Charles Moore, Photographer Of The Civil Rights Movement, Dies At 79. There are common names associated with the civil rights movement, like Rosa Parks and Martin Luther King Jr. And there are lesser-known names like Charles Moore. His photos, which often appeared in Life magazine in the 1960s, are the ones that put faces to a movement for most Americans. He died last week at age 79.
Charles Moore: Civil Rights and Beyond. In 1958, at 27 years old, as a photographer for the Montgomery Advertiser in Alabama, Moore was on hand to photograph the arrest of the Reverend Martin Luther King, Jr. by two policemen.

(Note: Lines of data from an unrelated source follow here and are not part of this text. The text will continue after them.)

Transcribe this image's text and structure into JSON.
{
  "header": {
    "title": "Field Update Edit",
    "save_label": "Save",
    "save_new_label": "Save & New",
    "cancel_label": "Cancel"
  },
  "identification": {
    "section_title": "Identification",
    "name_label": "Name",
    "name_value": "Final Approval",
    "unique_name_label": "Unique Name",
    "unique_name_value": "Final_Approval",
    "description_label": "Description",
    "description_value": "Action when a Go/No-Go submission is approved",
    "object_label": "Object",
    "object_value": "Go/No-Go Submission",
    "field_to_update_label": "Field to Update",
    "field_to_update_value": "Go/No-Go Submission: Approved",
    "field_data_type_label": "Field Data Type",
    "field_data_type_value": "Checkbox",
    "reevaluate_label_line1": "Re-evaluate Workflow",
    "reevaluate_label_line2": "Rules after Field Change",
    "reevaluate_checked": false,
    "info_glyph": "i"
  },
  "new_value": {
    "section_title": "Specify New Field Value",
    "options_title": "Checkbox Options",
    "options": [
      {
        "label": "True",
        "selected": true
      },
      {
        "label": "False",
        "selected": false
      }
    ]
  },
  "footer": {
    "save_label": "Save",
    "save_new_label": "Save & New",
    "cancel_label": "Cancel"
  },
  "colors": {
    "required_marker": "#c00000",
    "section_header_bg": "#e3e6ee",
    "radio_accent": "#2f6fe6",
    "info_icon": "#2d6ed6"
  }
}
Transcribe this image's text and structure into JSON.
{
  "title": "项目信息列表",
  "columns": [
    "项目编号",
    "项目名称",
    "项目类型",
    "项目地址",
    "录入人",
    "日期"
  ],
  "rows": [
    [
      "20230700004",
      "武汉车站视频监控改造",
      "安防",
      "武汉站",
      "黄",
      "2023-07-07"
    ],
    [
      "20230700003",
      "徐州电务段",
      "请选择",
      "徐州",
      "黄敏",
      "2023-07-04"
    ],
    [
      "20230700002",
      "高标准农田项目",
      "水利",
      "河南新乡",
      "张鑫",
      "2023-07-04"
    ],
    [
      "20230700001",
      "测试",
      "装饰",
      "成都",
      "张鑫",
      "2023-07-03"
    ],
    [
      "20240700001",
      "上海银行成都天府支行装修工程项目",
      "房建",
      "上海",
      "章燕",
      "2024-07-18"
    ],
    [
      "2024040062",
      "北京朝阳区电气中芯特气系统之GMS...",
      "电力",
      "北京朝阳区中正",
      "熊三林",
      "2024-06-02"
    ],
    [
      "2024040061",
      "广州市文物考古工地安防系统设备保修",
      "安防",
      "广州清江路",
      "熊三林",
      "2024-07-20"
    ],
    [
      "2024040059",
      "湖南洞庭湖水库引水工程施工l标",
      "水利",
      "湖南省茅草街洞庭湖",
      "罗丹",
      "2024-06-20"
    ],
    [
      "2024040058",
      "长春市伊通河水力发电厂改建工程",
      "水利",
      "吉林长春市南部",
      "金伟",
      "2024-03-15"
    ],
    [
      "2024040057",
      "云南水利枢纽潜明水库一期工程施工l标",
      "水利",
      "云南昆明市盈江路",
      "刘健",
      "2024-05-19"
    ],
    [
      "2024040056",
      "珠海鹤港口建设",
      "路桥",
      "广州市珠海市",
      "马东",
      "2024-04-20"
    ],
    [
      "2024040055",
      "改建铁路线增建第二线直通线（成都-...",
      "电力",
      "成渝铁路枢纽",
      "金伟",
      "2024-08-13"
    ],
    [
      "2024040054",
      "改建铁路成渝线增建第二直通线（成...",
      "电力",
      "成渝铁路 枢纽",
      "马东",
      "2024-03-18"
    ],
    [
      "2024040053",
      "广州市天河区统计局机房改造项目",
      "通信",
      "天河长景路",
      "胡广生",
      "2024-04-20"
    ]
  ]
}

His photos of the event were distributed nationwide by the Associated Press, and one was published in Life magazine.
“Charles Moore, Arrest of Dr. Martin Luther King, 1958. ©Charles Moore/Blackstar/Eyevine Known for documenting King’s rise as a civil rights leader, Charles Moore got his start as a photographer for the the Montgomery Advertiser and the Montgomery Journal, and would later to go on to shoot for Life magazine.

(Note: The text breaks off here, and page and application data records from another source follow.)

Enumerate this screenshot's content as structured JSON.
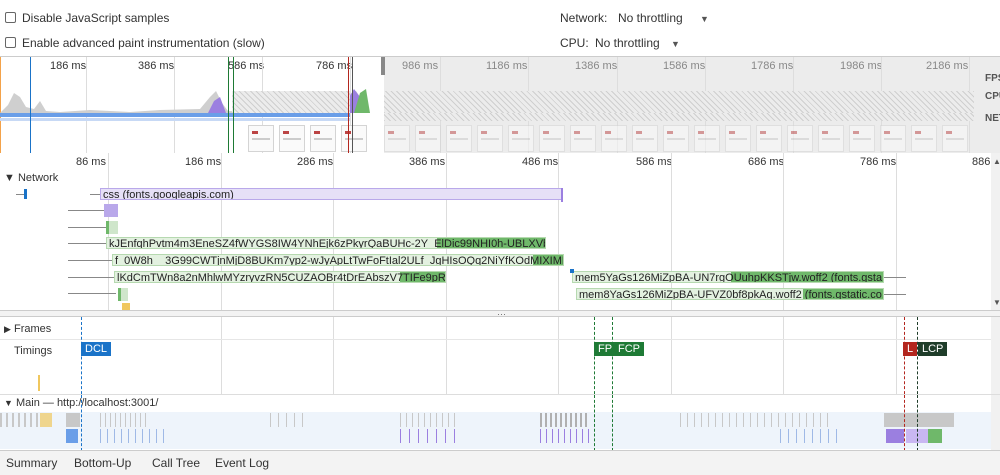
{
  "settings": {
    "disable_js_label": "Disable JavaScript samples",
    "paint_instr_label": "Enable advanced paint instrumentation (slow)",
    "network_label": "Network:",
    "network_value": "No throttling",
    "cpu_label": "CPU:",
    "cpu_value": "No throttling"
  },
  "overview": {
    "ticks": [
      "186 ms",
      "386 ms",
      "586 ms",
      "786 ms",
      "986 ms",
      "1186 ms",
      "1386 ms",
      "1586 ms",
      "1786 ms",
      "1986 ms",
      "2186 ms"
    ],
    "side_labels": [
      "FPS",
      "CPU",
      "NET"
    ]
  },
  "ruler": {
    "ticks": [
      "86 ms",
      "186 ms",
      "286 ms",
      "386 ms",
      "486 ms",
      "586 ms",
      "686 ms",
      "786 ms",
      "886"
    ]
  },
  "network": {
    "title": "Network",
    "requests": [
      {
        "label": "css (fonts.googleapis.com)"
      },
      {
        "label": "kJEnfqhPvtm4m3EneSZ4fWYGS8IW4YNhEjk6zPkyrQaBUHc-2Y_ElDic99NHI0h-UBLXVbRCj..."
      },
      {
        "label": "f_0W8h__3G99CWTjnMjD8BUKm7yp2-wJyApLtTwFoFtIal2ULf_JgHIsOQq2NiYfKOdMIXIMHDK..."
      },
      {
        "label": "lKdCmTWn8a2nMhlwMYzryvzRN5CUZAOBr4tDrEAbszV7TIFe9pRAI..."
      },
      {
        "label": "mem5YaGs126MiZpBA-UN7rgOUuhpKKSTjw.woff2 (fonts.gsta..."
      },
      {
        "label": "mem8YaGs126MiZpBA-UFVZ0bf8pkAg.woff2 (fonts.gstatic.co..."
      }
    ]
  },
  "frames": {
    "title": "Frames"
  },
  "timings": {
    "title": "Timings",
    "markers": [
      {
        "label": "DCL",
        "color": "#1a73c8"
      },
      {
        "label": "FP",
        "color": "#1e7a35"
      },
      {
        "label": "FCP",
        "color": "#1e7a35"
      },
      {
        "label": "L",
        "color": "#b3261e"
      },
      {
        "label": "LCP",
        "color": "#1f3d2a"
      }
    ]
  },
  "main": {
    "title": "Main — http://localhost:3001/"
  },
  "bottom_tabs": [
    "Summary",
    "Bottom-Up",
    "Call Tree",
    "Event Log"
  ],
  "colors": {
    "scripting": "#f0c75e",
    "rendering": "#9b7fe0",
    "painting": "#6fb86a",
    "loading": "#6a9ee8",
    "idle": "#c8c8c8"
  }
}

The Life Magazine Civil Rights Photography of Charles Moore 1958-1965. By Kaplan, John. Read preview. On September 3, 1958, Charles Moore, a young photographer for the Montgomery Advertiser, witnessed an argument between the Reverend Martin Luther King Jr. and two policeman on the steps of the City Recorders’ Court.
Powerful Days: Civil Rights Photography of Charles Moore. The freedom marchers look as heroic as Iwo Jima Marines fighting their way up a mountain–which just about what they had to do.–Newsweek Mr. Moore’s stark, crisp photos of freedom marchers beset by police dogs and fire hoses . . . helped to shape the nation’s conscience. . . .
Charles Moore (1931- 2010) is the most important civil rights era photographer. His searing images of conflict between demonstrators and law enforcement helped propel landmark civil rights legislation.
Most of Charles Moore’s civil rights photography originally appeared in the weeklyLife magazine, for which he freelanced from 1962 to 1972. In 1989, Moore, an Alabama native, received the first Kodak Crystal Eagle Award for Impact Photojournalism in recognition of his coverage of the civil rights …
Mar 16, 2010 · Charles Moore, Rights-Era Photographer, Dies at 79. Charles Moore, a photographer who braved physical peril to capture searing images — including lawmen using dogs and fire hoses against defenseless demonstrators — that many credit with helping to propel landmark civil rights legislation, died on Thursday in Palm Beach Gardens, Fla. He was 79.
How Photography Shifted the Balance of the Civil Rights Movement. Photograph by Charles Moore. (Charles Moore/Black Star) For nearly two weeks in early May of 1963, national and international audiences rose each morning to images of violence, confrontation, and resistance splashed across the front pages of their major newspapers.
This is a classic book of black & white photographs of highly-charged, historic moments of the Civil Rights struggle. Since Charles Moore died recently, I chose this book as a gift to a friend who was retiring and had been involved in the Civil Rights Movement.
Charles Moore (1931-2010) Considered the most important civil rights era photographer, Charles Moore’s searing images of conflict between demonstrators and law enforcement helped propel landmark civil rights legislation. His unforgettable images, seen by millions of people, helped change the hearts and minds of Americans for whom ‘civil rights’ had
Charles Moore with one of his photographs. Photograph: Jim Hannon/AP US photojournalist Charles Moore, whose work chronicled the civil rights era of the 1960s, has died aged 79.
Civil Rights Photographer Charles Moore Remembered Charles Moore put faces on the civil rights movement for a nation to see. His photographs for Life magazine reached half of the nation. Images of snarling police dogs, water cannons, the Ku Klux Klan and Bloody Sunday helped spur the passage of the Civil Rights Act of 1964.